Is this the case here? Only the Monitor knows for sure.
Anyway, I've been rethinking my stand on the banishment of the apostrophe, especially as there are loyal lovers of punctuation struggling to keep it alive. The Apostrophe Protection Society, under the stewardship of retired journalist John Richards, collects examples of its misuse for all the world to see.
And over at Flickr, there's a whole pool of apostrophic crimes in which to wade.
So while flagrant misuse of this punctuation perturbes me, I'll consider rescinding my previous ruling. As long as there are bands of guerrilla grammaticians out there, working to promote the apostrophe's correct use, I shall allow myself to dream of a world in which even national newspapers can get it right.
The next example was on display at a Pawtucket Red Sox concession window--right out in view of families and young children and everything.
It kills me that they knew to add a tilde to jalapeños, but not to treat a plural noun ending in a vowel in the same way as any other noun (peanuts they got right; fries is irregular anyway). Actually, there can't have been even that level of logic, otherwise it would be jalapeño's.
I suspect that my argument for dispensing with the apostrophe will find favor in the halls of government. There are people in power already proudly promoting its irrelevance. Like Michael McGlynn, Mayor of the City of Medford, Mass:
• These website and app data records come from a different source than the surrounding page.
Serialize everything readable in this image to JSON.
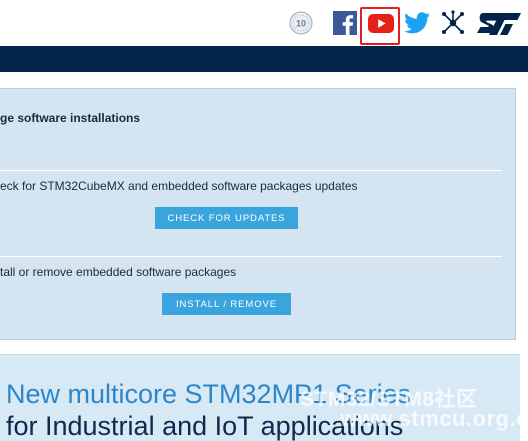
{
  "header": {
    "icons": [
      {
        "name": "award-badge-icon",
        "glyph": "10"
      },
      {
        "name": "facebook-icon",
        "glyph": "f"
      },
      {
        "name": "youtube-icon"
      },
      {
        "name": "twitter-icon"
      },
      {
        "name": "network-icon"
      },
      {
        "name": "st-logo-icon",
        "glyph": "ST"
      }
    ],
    "colors": {
      "facebook": "#3b5998",
      "youtube": "#e62117",
      "twitter": "#1da1f2",
      "navy": "#03234b",
      "highlight": "#e02020"
    }
  },
  "panel": {
    "title": "ge software installations",
    "check_text": "eck for STM32CubeMX and embedded software packages updates",
    "check_button": "CHECK FOR UPDATES",
    "install_text": "tall or remove embedded software packages",
    "install_button": "INSTALL / REMOVE",
    "colors": {
      "background": "#d5e4f1",
      "button": "#3aa4dc"
    }
  },
  "banner": {
    "line1": "New multicore STM32MP1 Series",
    "line2": "for Industrial and IoT applications",
    "watermark_line1": "STM32/STM8社区",
    "watermark_line2": "www.stmcu.org.cn"
  }
}
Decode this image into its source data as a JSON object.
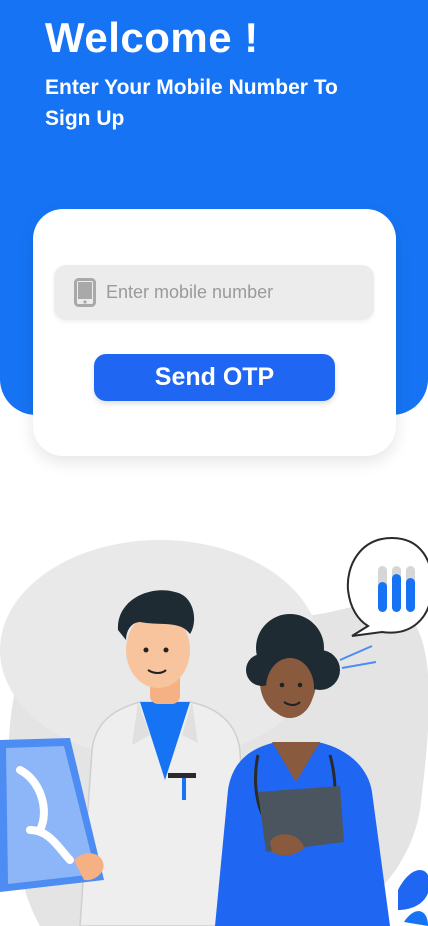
{
  "header": {
    "title": "Welcome !",
    "subtitle": "Enter Your Mobile Number To Sign Up"
  },
  "form": {
    "phone_placeholder": "Enter mobile number",
    "phone_value": "",
    "phone_icon": "phone-icon",
    "send_label": "Send OTP"
  },
  "colors": {
    "brand_blue": "#1674f4",
    "button_blue": "#1f66f2",
    "field_gray": "#ececec"
  },
  "illustration": {
    "subject": "doctor-and-nurse",
    "icons": [
      "xray-icon",
      "chart-bubble-icon",
      "tablet-icon",
      "stethoscope-icon"
    ]
  }
}
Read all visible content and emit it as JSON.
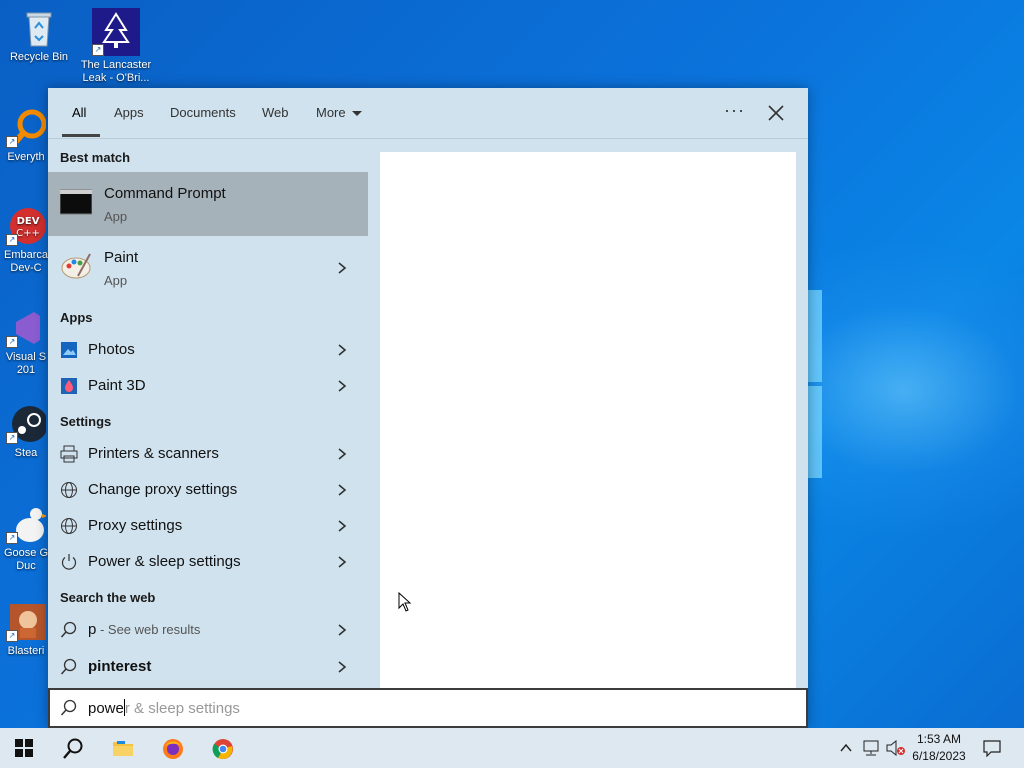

Ruling of the Copyeditor General: It is time to bid farewell to the apostrophe. Because if you people cannot play nicely with it, you should not be allowed to use it at all.